Problem to solve: Print out the entire listing verbatim.

Input data:
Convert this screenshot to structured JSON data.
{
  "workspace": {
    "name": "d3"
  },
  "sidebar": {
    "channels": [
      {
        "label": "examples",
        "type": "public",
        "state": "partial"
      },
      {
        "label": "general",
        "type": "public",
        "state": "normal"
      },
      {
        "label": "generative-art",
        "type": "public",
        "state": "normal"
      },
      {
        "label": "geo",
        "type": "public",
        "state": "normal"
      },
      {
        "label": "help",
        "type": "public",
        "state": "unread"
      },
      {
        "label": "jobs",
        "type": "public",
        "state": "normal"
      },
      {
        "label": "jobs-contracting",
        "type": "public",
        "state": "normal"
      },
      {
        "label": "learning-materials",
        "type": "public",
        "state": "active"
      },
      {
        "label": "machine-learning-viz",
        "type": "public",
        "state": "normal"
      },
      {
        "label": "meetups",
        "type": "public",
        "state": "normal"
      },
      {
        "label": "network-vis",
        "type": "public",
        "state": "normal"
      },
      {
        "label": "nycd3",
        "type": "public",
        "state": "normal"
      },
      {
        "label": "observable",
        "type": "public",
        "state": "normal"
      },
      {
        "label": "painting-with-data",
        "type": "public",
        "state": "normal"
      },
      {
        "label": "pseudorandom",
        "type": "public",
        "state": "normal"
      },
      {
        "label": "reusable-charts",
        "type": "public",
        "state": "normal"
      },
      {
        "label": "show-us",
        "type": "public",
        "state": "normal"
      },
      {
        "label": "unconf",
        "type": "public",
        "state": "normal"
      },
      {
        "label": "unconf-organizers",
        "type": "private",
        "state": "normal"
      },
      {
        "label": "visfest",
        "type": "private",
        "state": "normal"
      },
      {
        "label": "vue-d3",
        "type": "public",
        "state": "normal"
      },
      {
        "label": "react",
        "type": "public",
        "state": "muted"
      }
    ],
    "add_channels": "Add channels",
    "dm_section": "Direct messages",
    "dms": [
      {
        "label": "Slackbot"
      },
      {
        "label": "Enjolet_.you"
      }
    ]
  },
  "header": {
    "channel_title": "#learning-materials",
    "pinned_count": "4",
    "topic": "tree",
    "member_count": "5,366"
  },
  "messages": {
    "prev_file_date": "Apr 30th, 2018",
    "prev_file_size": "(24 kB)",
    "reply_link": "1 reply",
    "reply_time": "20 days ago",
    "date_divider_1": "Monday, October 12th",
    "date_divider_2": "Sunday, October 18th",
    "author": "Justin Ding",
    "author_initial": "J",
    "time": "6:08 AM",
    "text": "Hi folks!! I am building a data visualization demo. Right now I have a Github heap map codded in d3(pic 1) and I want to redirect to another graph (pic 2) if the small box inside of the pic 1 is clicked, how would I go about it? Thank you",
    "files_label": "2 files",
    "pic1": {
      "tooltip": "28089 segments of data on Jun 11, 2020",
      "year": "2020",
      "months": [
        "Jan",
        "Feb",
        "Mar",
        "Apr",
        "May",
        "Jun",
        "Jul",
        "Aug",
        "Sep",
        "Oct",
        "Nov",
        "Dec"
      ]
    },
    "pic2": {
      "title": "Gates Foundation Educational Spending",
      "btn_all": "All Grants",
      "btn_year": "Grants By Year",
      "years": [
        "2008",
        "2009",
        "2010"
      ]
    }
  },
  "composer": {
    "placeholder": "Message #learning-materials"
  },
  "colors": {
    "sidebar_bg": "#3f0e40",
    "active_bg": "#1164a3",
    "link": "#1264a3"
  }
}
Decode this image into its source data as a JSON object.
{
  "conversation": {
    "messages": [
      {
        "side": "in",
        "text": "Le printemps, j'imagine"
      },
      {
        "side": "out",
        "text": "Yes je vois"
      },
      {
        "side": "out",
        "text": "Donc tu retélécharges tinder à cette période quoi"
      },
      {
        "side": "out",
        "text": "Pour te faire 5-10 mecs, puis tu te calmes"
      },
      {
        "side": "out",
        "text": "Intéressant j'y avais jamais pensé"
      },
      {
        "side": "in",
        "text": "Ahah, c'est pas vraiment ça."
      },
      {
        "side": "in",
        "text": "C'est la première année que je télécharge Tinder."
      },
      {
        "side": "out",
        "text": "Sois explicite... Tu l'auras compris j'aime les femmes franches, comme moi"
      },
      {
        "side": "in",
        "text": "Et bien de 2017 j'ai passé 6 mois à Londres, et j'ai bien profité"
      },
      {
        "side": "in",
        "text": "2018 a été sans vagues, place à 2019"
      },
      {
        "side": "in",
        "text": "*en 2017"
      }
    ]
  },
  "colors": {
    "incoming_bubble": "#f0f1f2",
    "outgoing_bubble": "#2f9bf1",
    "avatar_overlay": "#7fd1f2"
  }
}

Answer to the problem:
Convert this screenshot to structured JSON data.
{
  "workspace": {
    "name": "d3"
  },
  "sidebar": {
    "channels": [
      {
        "label": "examples",
        "type": "public",
        "state": "partial"
      },
      {
        "label": "general",
        "type": "public",
        "state": "normal"
      },
      {
        "label": "generative-art",
        "type": "public",
        "state": "normal"
      },
      {
        "label": "geo",
        "type": "public",
        "state": "normal"
      },
      {
        "label": "help",
        "type": "public",
        "state": "unread"
      },
      {
        "label": "jobs",
        "type": "public",
        "state": "normal"
      },
      {
        "label": "jobs-contracting",
        "type": "public",
        "state": "normal"
      },
      {
        "label": "learning-materials",
        "type": "public",
        "state": "active"
      },
      {
        "label": "machine-learning-viz",
        "type": "public",
        "state": "normal"
      },
      {
        "label": "meetups",
        "type": "public",
        "state": "normal"
      },
      {
        "label": "network-vis",
        "type": "public",
        "state": "normal"
      },
      {
        "label": "nycd3",
        "type": "public",
        "state": "normal"
      },
      {
        "label": "observable",
        "type": "public",
        "state": "normal"
      },
      {
        "label": "painting-with-data",
        "type": "public",
        "state": "normal"
      },
      {
        "label": "pseudorandom",
        "type": "public",
        "state": "normal"
      },
      {
        "label": "reusable-charts",
        "type": "public",
        "state": "normal"
      },
      {
        "label": "show-us",
        "type": "public",
        "state": "normal"
      },
      {
        "label": "unconf",
        "type": "public",
        "state": "normal"
      },
      {
        "label": "unconf-organizers",
        "type": "private",
        "state": "normal"
      },
      {
        "label": "visfest",
        "type": "private",
        "state": "normal"
      },
      {
        "label": "vue-d3",
        "type": "public",
        "state": "normal"
      },
      {
        "label": "react",
        "type": "public",
        "state": "muted"
      }
    ],
    "add_channels": "Add channels",
    "dm_section": "Direct messages",
    "dms": [
      {
        "label": "Slackbot"
      },
      {
        "label": "Enjolet_.you"
      }
    ]
  },
  "header": {
    "channel_title": "#learning-materials",
    "pinned_count": "4",
    "topic": "tree",
    "member_count": "5,366"
  },
  "messages": {
    "prev_file_date": "Apr 30th, 2018",
    "prev_file_size": "(24 kB)",
    "reply_link": "1 reply",
    "reply_time": "20 days ago",
    "date_divider_1": "Monday, October 12th",
    "date_divider_2": "Sunday, October 18th",
    "author": "Justin Ding",
    "author_initial": "J",
    "time": "6:08 AM",
    "text": "Hi folks!! I am building a data visualization demo. Right now I have a Github heap map codded in d3(pic 1) and I want to redirect to another graph (pic 2) if the small box inside of the pic 1 is clicked, how would I go about it? Thank you",
    "files_label": "2 files",
    "pic1": {
      "tooltip": "28089 segments of data on Jun 11, 2020",
      "year": "2020",
      "months": [
        "Jan",
        "Feb",
        "Mar",
        "Apr",
        "May",
        "Jun",
        "Jul",
        "Aug",
        "Sep",
        "Oct",
        "Nov",
        "Dec"
      ]
    },
    "pic2": {
      "title": "Gates Foundation Educational Spending",
      "btn_all": "All Grants",
      "btn_year": "Grants By Year",
      "years": [
        "2008",
        "2009",
        "2010"
      ]
    }
  },
  "composer": {
    "placeholder": "Message #learning-materials"
  },
  "colors": {
    "sidebar_bg": "#3f0e40",
    "active_bg": "#1164a3",
    "link": "#1264a3"
  }
}
Decode this image into its source data as a JSON object.
{
  "conversation": {
    "messages": [
      {
        "side": "in",
        "text": "Le printemps, j'imagine"
      },
      {
        "side": "out",
        "text": "Yes je vois"
      },
      {
        "side": "out",
        "text": "Donc tu retélécharges tinder à cette période quoi"
      },
      {
        "side": "out",
        "text": "Pour te faire 5-10 mecs, puis tu te calmes"
      },
      {
        "side": "out",
        "text": "Intéressant j'y avais jamais pensé"
      },
      {
        "side": "in",
        "text": "Ahah, c'est pas vraiment ça."
      },
      {
        "side": "in",
        "text": "C'est la première année que je télécharge Tinder."
      },
      {
        "side": "out",
        "text": "Sois explicite... Tu l'auras compris j'aime les femmes franches, comme moi"
      },
      {
        "side": "in",
        "text": "Et bien de 2017 j'ai passé 6 mois à Londres, et j'ai bien profité"
      },
      {
        "side": "in",
        "text": "2018 a été sans vagues, place à 2019"
      },
      {
        "side": "in",
        "text": "*en 2017"
      }
    ]
  },
  "colors": {
    "incoming_bubble": "#f0f1f2",
    "outgoing_bubble": "#2f9bf1",
    "avatar_overlay": "#7fd1f2"
  }
}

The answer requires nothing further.